A few days ago I asked a similar question about Krull dimension and got fantastic answers. Unfortunately, for the application I have in mind (a question on ring spectra), Krull dimension doesn't generalize correctly. One must instead use right global dimension, or just global dimension since my ring object is commutative. Note that this has a similar title, but totally different content from another question (different because my $v$ does not generate a maximal ideal). I'm looking for a theorem of the form

If R is a nice ring and v is a reasonable element in R then Gl.Dim($R[1/v]$) must be either Gl.Dim($R$) or Gl.Dim($R$)−1.

By "nice ring" I mean $R$ is commutative and is finitely generated over some base ring (e.g. $Z_{(2)}$), but we should not assume it's an integral domain. If necessary we can assume it's Noetherian and local, but I'd rather avoid this. As for $v$, it's a non-zero divisor which is not in the base ring and it has only a few relations with other elements in $R$, none of which are in the base ring.
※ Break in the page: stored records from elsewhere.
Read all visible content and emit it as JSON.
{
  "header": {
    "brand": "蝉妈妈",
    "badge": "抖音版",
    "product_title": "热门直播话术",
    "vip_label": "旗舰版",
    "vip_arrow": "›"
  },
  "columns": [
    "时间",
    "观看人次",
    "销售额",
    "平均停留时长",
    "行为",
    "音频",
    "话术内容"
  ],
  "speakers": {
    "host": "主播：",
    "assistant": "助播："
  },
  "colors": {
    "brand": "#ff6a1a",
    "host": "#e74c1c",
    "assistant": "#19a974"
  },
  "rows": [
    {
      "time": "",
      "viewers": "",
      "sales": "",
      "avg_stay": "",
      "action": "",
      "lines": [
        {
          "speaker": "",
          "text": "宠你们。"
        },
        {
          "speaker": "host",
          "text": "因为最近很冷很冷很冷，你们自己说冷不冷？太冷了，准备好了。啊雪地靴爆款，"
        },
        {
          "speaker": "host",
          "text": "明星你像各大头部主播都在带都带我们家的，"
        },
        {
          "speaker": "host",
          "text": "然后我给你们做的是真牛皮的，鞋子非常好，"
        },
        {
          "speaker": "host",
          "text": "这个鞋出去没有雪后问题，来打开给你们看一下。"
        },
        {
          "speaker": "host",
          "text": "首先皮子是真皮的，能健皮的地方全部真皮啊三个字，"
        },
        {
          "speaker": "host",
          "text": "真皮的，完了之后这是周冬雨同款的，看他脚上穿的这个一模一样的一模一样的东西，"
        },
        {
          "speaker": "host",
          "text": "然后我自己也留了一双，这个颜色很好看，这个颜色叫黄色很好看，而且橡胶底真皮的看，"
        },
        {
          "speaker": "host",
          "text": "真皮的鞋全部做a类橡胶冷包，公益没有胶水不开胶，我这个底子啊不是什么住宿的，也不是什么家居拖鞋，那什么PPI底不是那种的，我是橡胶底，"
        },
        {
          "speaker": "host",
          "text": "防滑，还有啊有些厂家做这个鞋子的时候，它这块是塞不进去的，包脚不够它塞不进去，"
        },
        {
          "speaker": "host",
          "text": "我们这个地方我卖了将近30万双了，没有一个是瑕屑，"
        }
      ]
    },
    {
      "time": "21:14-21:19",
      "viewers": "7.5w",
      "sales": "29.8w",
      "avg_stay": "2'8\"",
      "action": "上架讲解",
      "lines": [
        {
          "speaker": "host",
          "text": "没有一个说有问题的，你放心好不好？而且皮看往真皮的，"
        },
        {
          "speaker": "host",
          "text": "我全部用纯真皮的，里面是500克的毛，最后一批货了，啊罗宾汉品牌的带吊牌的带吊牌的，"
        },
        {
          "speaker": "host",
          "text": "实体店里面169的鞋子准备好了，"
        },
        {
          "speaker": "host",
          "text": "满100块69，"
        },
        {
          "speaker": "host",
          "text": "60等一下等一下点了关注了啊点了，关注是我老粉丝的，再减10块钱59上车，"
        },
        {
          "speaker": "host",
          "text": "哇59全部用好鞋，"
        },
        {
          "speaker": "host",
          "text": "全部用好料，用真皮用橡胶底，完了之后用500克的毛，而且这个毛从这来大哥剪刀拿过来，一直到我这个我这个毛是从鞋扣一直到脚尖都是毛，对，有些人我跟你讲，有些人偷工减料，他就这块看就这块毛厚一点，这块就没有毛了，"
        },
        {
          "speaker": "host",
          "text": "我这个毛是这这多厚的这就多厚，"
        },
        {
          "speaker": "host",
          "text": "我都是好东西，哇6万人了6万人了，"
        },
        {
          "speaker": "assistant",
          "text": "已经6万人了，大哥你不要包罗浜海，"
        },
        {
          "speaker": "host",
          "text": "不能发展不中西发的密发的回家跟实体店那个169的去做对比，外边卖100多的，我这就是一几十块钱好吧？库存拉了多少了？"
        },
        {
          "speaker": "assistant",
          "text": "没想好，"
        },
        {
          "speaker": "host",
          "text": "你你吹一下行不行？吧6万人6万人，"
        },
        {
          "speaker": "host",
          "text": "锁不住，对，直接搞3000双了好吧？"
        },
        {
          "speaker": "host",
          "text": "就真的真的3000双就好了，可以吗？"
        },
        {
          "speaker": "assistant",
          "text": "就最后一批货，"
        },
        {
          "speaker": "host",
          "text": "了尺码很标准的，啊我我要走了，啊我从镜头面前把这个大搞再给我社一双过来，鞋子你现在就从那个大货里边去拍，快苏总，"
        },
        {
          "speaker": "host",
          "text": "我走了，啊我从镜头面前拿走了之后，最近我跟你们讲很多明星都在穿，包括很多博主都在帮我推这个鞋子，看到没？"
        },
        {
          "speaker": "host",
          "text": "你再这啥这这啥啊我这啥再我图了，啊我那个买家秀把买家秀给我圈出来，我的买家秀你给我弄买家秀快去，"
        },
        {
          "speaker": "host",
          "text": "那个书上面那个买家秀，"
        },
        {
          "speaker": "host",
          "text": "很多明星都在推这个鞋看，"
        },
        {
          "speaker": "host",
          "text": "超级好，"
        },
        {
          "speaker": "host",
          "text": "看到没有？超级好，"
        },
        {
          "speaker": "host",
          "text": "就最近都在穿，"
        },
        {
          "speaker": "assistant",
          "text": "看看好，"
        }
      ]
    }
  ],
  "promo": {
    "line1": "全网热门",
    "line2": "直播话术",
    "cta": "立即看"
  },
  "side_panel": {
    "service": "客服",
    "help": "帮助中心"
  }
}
If we can't get the theorem above, perhaps we can figure out something to help me get closer:

Are there any conditions on $v$ such that the dimension would drop by more than 1 after inverting $v$?

Here's what I know (from Weibel and Rotman):

If $f:R \rightarrow S$ is a ring homomorphism and $A$ is a left $S$ module then $pd_R(A)\leq pd_S(A)+pd_R(S)$

If $x$ is a central nonzerodivisor in $R$ and $A$ is a nonzero $R/v$-module with $pd_{R/v}(A)<\infty$ then $pd_R(A)=1+pd_{R/v}(A)$. If $B$ is a nonzero $R$-module then $pd_R(B)\geq pd_{R/v}(B/vB)$

This result gives me some hope because of the short exact sequence $0\rightarrow R\stackrel{\cdot v}{\rightarrow} R \rightarrow R/v \rightarrow 0$, but I don't see an obvious answer coming from this idea alone. One would also need to relate the dimensions of $R/v$ and $v^{-1}R$.

If $A$ is a projective $R$-module then $v^{-1}A$ is a projective $v^{-1}R$ module. According to this paper, injective dimension is not well behaved under localization (but this seems to be because the localization of an injective module need not be injective).